Monday, November 2, 2015

When Will They Fire Yiannis Stournaras?

If the greatest problem of the Greek judicial system was/is one of secretarial support, that problem has now been relieved by the decision to promote 28 former Finance Ministry cleaners to secretarial posts in the Greek judicial system.

I am not trying to be cute here. There may be very good reasons for promoting the above 28 former cleaners. There are always two sides to everything and, regrettably, I don't know the other side.

However, there is an issue of personnel decisions or rather: on what grounds are people moved into public positions and/or removed from them. I have been reading that SYRIZA is making appointments on the same old crony basis as previous governments had done. Meritocracy does not seem to be a priority of theirs.

The most worrisome aspect is not the people they hire but, instead, the people they fire. Katerina Savvaidou, head of the General Secretariat of Public Revenue, was fired for the simple reason that she refused to resign. She should have resigned, in the eyes of the government, because of a breach of duty. She may well have committed a breach of duty but, in order to determine that, there would have to be a court's judgment instead of a politician's decision.

Costas Botopoulos, Greece's Chief Securities Regulator, was asked by the government to resign. Again, there may be very justified reasons for doing that except that they are not apparent, not to mention transparent.

As I observe such developments, there is only one question which goes through my mind, namely:

When will they fire Yiannis Stournaras?


  1. I would guess that Mario Draghi has a strong opinion on that. I have said it before, populist governments can not live with strong institutions, and their argument is always the same "WE ARE ELECTED BY THE PEOPLE, YOU ARE NOT". However, being elected does not mean you can break or bend the laws as you wish.

  2. Could anyone believe that ninety percent of state hospital directors are objectively incompetent and must urgently be replaced by “better” officers, subject to selection by a “special committee”? IMHO this is a kind of political interference in public function that doesn’t fit in modern democratic Europe.

    Most state hospital directors to go after failing

    eKath> A number of state hospital managers will be removed from their positions in November after failing to pass an evaluation process, the government said on Friday.

    eKath> Alternate Health Minister Pavlos Polakis said the government has received the results of the assessments and will be seeking to replace most of the hospital managers in the next few weeks.

    eKath> “The vast majority will leave based on the marks they got,” he said. Kathimerini understands that around 10 percent of officials will remain in their positions after being deemed to have done at least satisfactory jobs.
    eKath> Caretaker administrators will be installed at hospitals where the managers will be removed while the government invites applications for the vacancies and a special committee assesses the candidates. The process of appointing new hospital directors is expected to take around three months.

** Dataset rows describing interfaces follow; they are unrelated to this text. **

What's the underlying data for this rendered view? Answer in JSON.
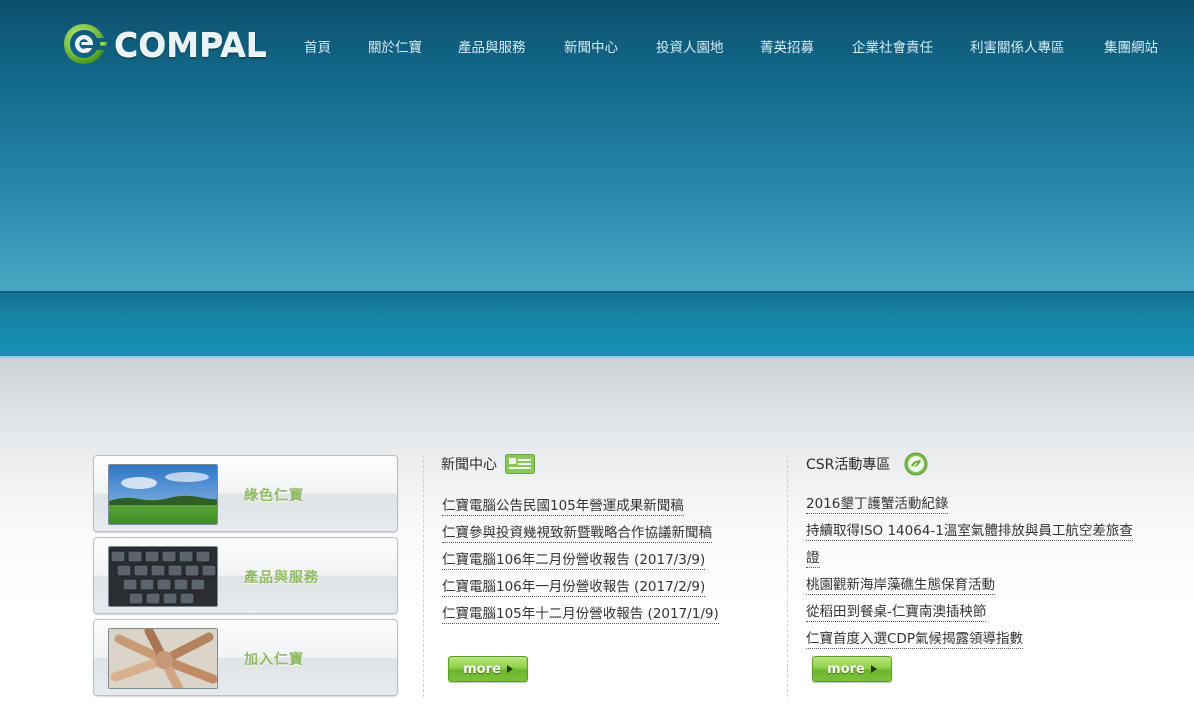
{
  "brand": {
    "name": "COMPAL",
    "logo_icon": "compal-swirl-icon",
    "color": "#7ac143"
  },
  "nav": {
    "items": [
      {
        "label": "首頁"
      },
      {
        "label": "關於仁寶"
      },
      {
        "label": "產品與服務"
      },
      {
        "label": "新聞中心"
      },
      {
        "label": "投資人園地"
      },
      {
        "label": "菁英招募"
      },
      {
        "label": "企業社會責任"
      },
      {
        "label": "利害關係人專區"
      },
      {
        "label": "集團網站"
      }
    ]
  },
  "promos": [
    {
      "label": "綠色仁寶",
      "thumb": "green-field-image"
    },
    {
      "label": "產品與服務",
      "thumb": "keyboard-image"
    },
    {
      "label": "加入仁寶",
      "thumb": "team-hands-image"
    }
  ],
  "news": {
    "title": "新聞中心",
    "icon": "news-card-icon",
    "items": [
      "仁寶電腦公告民國105年營運成果新聞稿",
      "仁寶參與投資幾視致新暨戰略合作協議新聞稿",
      "仁寶電腦106年二月份營收報告 (2017/3/9)",
      "仁寶電腦106年一月份營收報告 (2017/2/9)",
      "仁寶電腦105年十二月份營收報告 (2017/1/9)"
    ],
    "more_label": "more"
  },
  "csr": {
    "title": "CSR活動專區",
    "icon": "leaf-globe-icon",
    "items": [
      "2016墾丁護蟹活動紀錄",
      "持續取得ISO 14064-1溫室氣體排放與員工航空差旅查證",
      "桃園觀新海岸藻礁生態保育活動",
      "從稻田到餐桌-仁寶南澳插秧節",
      "仁寶首度入選CDP氣候揭露領導指數"
    ],
    "more_label": "more"
  }
}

  3. Mr Botopoulos resigned the day after. Apparently this has not been published in the eKathimerini English online version, but it was in greekreporter.

    These cases are rapidly accumulating.